:: WORK TASK ::
Below is a set of records. Please retype every one exactly.

[Excerpts from an interface dataset]
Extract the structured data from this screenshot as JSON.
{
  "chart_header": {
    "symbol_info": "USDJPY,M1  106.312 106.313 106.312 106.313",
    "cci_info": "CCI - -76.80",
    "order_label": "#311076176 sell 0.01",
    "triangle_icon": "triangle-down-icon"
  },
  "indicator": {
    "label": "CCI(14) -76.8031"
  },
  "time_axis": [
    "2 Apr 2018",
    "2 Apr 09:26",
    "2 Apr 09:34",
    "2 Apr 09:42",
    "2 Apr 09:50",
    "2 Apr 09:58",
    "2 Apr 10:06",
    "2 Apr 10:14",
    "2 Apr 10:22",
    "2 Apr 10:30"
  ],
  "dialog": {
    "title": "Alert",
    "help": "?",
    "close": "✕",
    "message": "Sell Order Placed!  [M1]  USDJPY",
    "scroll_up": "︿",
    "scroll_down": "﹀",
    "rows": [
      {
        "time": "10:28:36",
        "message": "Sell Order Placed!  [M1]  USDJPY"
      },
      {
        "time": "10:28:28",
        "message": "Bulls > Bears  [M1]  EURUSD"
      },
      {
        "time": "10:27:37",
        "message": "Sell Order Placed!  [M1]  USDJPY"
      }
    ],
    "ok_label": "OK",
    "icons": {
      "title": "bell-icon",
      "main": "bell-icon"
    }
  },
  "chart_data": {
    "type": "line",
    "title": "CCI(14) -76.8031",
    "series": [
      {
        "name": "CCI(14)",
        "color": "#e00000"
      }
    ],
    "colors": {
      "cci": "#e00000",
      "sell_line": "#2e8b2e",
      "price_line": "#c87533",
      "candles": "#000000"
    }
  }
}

:: SOLUTION TO THE EXERCISE ::
Extract the structured data from this screenshot as JSON.
{
  "chart_header": {
    "symbol_info": "USDJPY,M1  106.312 106.313 106.312 106.313",
    "cci_info": "CCI - -76.80",
    "order_label": "#311076176 sell 0.01",
    "triangle_icon": "triangle-down-icon"
  },
  "indicator": {
    "label": "CCI(14) -76.8031"
  },
  "time_axis": [
    "2 Apr 2018",
    "2 Apr 09:26",
    "2 Apr 09:34",
    "2 Apr 09:42",
    "2 Apr 09:50",
    "2 Apr 09:58",
    "2 Apr 10:06",
    "2 Apr 10:14",
    "2 Apr 10:22",
    "2 Apr 10:30"
  ],
  "dialog": {
    "title": "Alert",
    "help": "?",
    "close": "✕",
    "message": "Sell Order Placed!  [M1]  USDJPY",
    "scroll_up": "︿",
    "scroll_down": "﹀",
    "rows": [
      {
        "time": "10:28:36",
        "message": "Sell Order Placed!  [M1]  USDJPY"
      },
      {
        "time": "10:28:28",
        "message": "Bulls > Bears  [M1]  EURUSD"
      },
      {
        "time": "10:27:37",
        "message": "Sell Order Placed!  [M1]  USDJPY"
      }
    ],
    "ok_label": "OK",
    "icons": {
      "title": "bell-icon",
      "main": "bell-icon"
    }
  },
  "chart_data": {
    "type": "line",
    "title": "CCI(14) -76.8031",
    "series": [
      {
        "name": "CCI(14)",
        "color": "#e00000"
      }
    ],
    "colors": {
      "cci": "#e00000",
      "sell_line": "#2e8b2e",
      "price_line": "#c87533",
      "candles": "#000000"
    }
  }
}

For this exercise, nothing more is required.